Finally, freedom: Erwin Schild was about to be a free man in Canada.
After facing death on Germany’s infamous Kristallnacht as his Jewish seminary was attacked in Würzburg, followed by several weeks in Dachau, a terrifying wait for an exit visa, escape to Holland and then Britain, arrest in London and internment on the Isle of Man, and a treacherous passage across an ocean thick with German U-boats, the 20-year-old future rabbi was anxious to reach a new home – and the freedom he had been promised.
Instead, he and the others were marched off the boat by the British soldiers who had made the crossing with them, and surrounded by gun-wielding Canadian soldiers.
“The surprise was that we were received as German prisoners,” says Rabbi Schild, now 92. “Mach- ine guns. It was unbelievable.”
The men, about 2,300 of them, aged 16 to 60, were mostly Jews and in all cases civilian refugees from Nazism. Yet, they were classified as enemy aliens, interned in Canada – some for more than three years – at times alongside avowed Nazis, if not German prisoners of war.
It’s a story too few people know, says Nina Krieger, education director at the Vancouver Holocaust Education Centre.
“I think probably afterward, with knowledge of the enormity of the Holocaust, what they experienced sort of paled in comparison …, so they didn’t articulate their experience but got on with becoming Canadian.”
Ms. Krieger is also curator of the first comprehensive exhibition to explore Canada’s dubious treatment of those seeking shelter from Nazi Germany. Entitled “Enemy Aliens” The Internment of Jewish Refugees in Canada, 1940-1943, the exhibit examines what some call a Canadian footnote to the Holocaust. It also has added resonance today, as the country struggles with its policies on immigration and refugees.
Many of the internees went on to accomplished careers. Several became members of the Order of Canada; two became Nobel laureates. Their feelings about Canada in light of their internment here range from anger to gratitude.
“I do not harbour any resentment,” says Walter Kohn, a Nobel Prize-winning scientist who now lives in Santa Barbara, Calif. “There are, of course, some things that were not great. But I didn’t know where to find utopia, and Canada was pretty close.”
They began their lives, most of them, in Germany and Austria. As the situation for Jews deteriorated at an alarming rate in their countries, they managed to make their way to England – many, like young Walter, on the Kindertransport, a rescue mission that saw 10,000 children take refuge in Britain between Kristallnacht – the Night of Broken Glass – on Nov. 9, 1938, and the start of the war less than a year later.
At first, the refugees worked or went to school, and lived in everything from hostels and foster homes to agricultural training centres.
But when the fighting began, all German and Austrian nationals were defined as potential threats and sorted into three categories. Class A were interned immediately as “dangerous enemy aliens,” unlike Class B (“friendly enemy aliens”) and Class C (“friendly aliens and refugees from Nazi oppression”).

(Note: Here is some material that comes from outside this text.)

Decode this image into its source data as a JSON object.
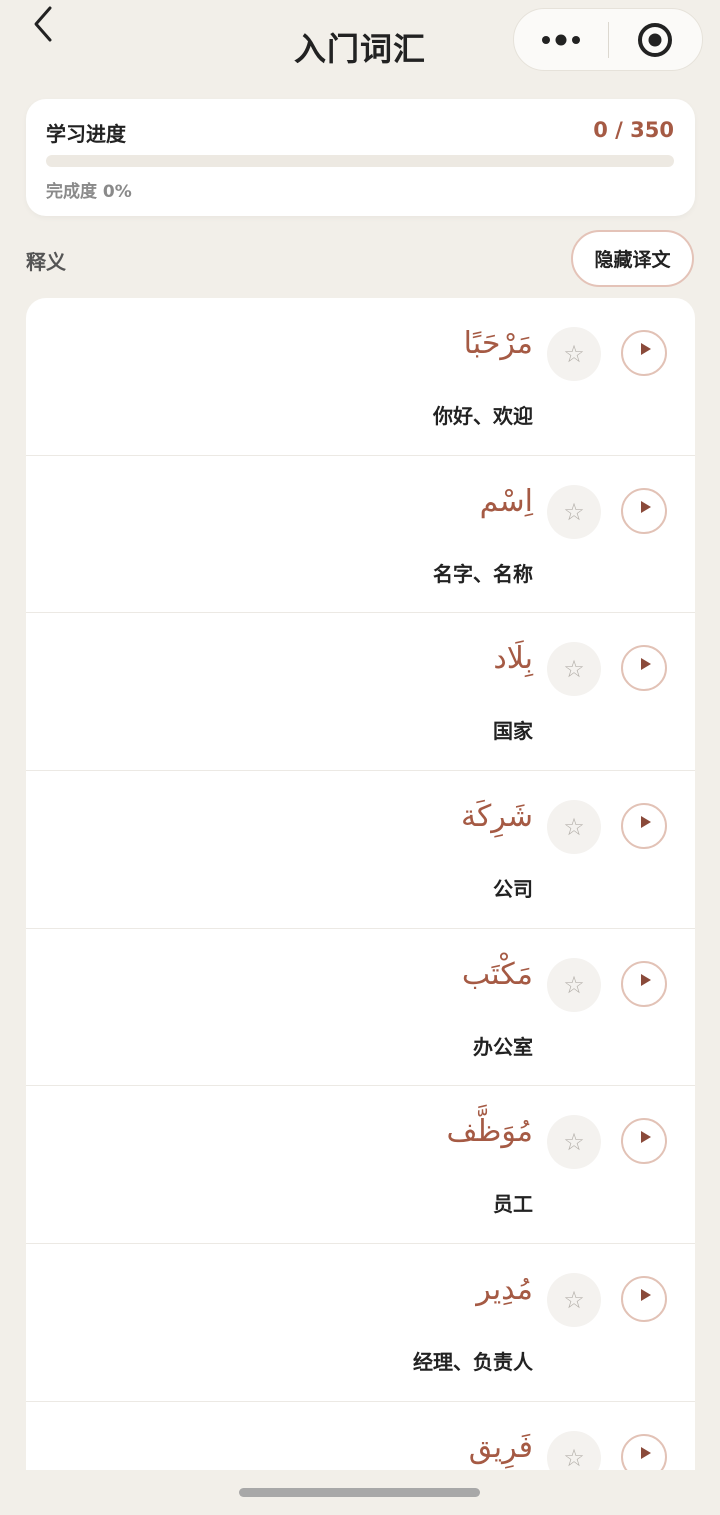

But in 1940, as countries fell in Germany’s push to the English Channel, and the threat of a Nazi invasion became more real, fear began to spread – as did a widespread belief that the Germans had inside help.
“There was this feeling that all of western Europe had been overrun because of fifth columnists, because of spies,” says Paula Draper, a historian who wrote her PhD on the refugees and a contributor to the exhibition. “So just to be safe, they started rounding them up,”
Scotland Yard fanned out and arrested the men in May, 1940. A second wave rounded up Italians the following month when Italy joined the war and Winston Churchill famously declared, “Collar the lot.”
Ray Pariser, then a dashing young scientist at Cambridge University, remembers being taken at 4 in the morning. He wound up being interned on the Isle of Man, as did Dr. Kohn, who recalls food being extremely scarce – he lost 25 pounds in a few weeks.
With invasion seemingly imminent, Britain opted to free up soldiers used to guard internment camps by asking two former colonies for assistance. When Canada and Australia agreed to take more prisoners of war and dangerous aliens than the British had on hand, “they basically filled up the difference with these refugees,” Ms. Draper says.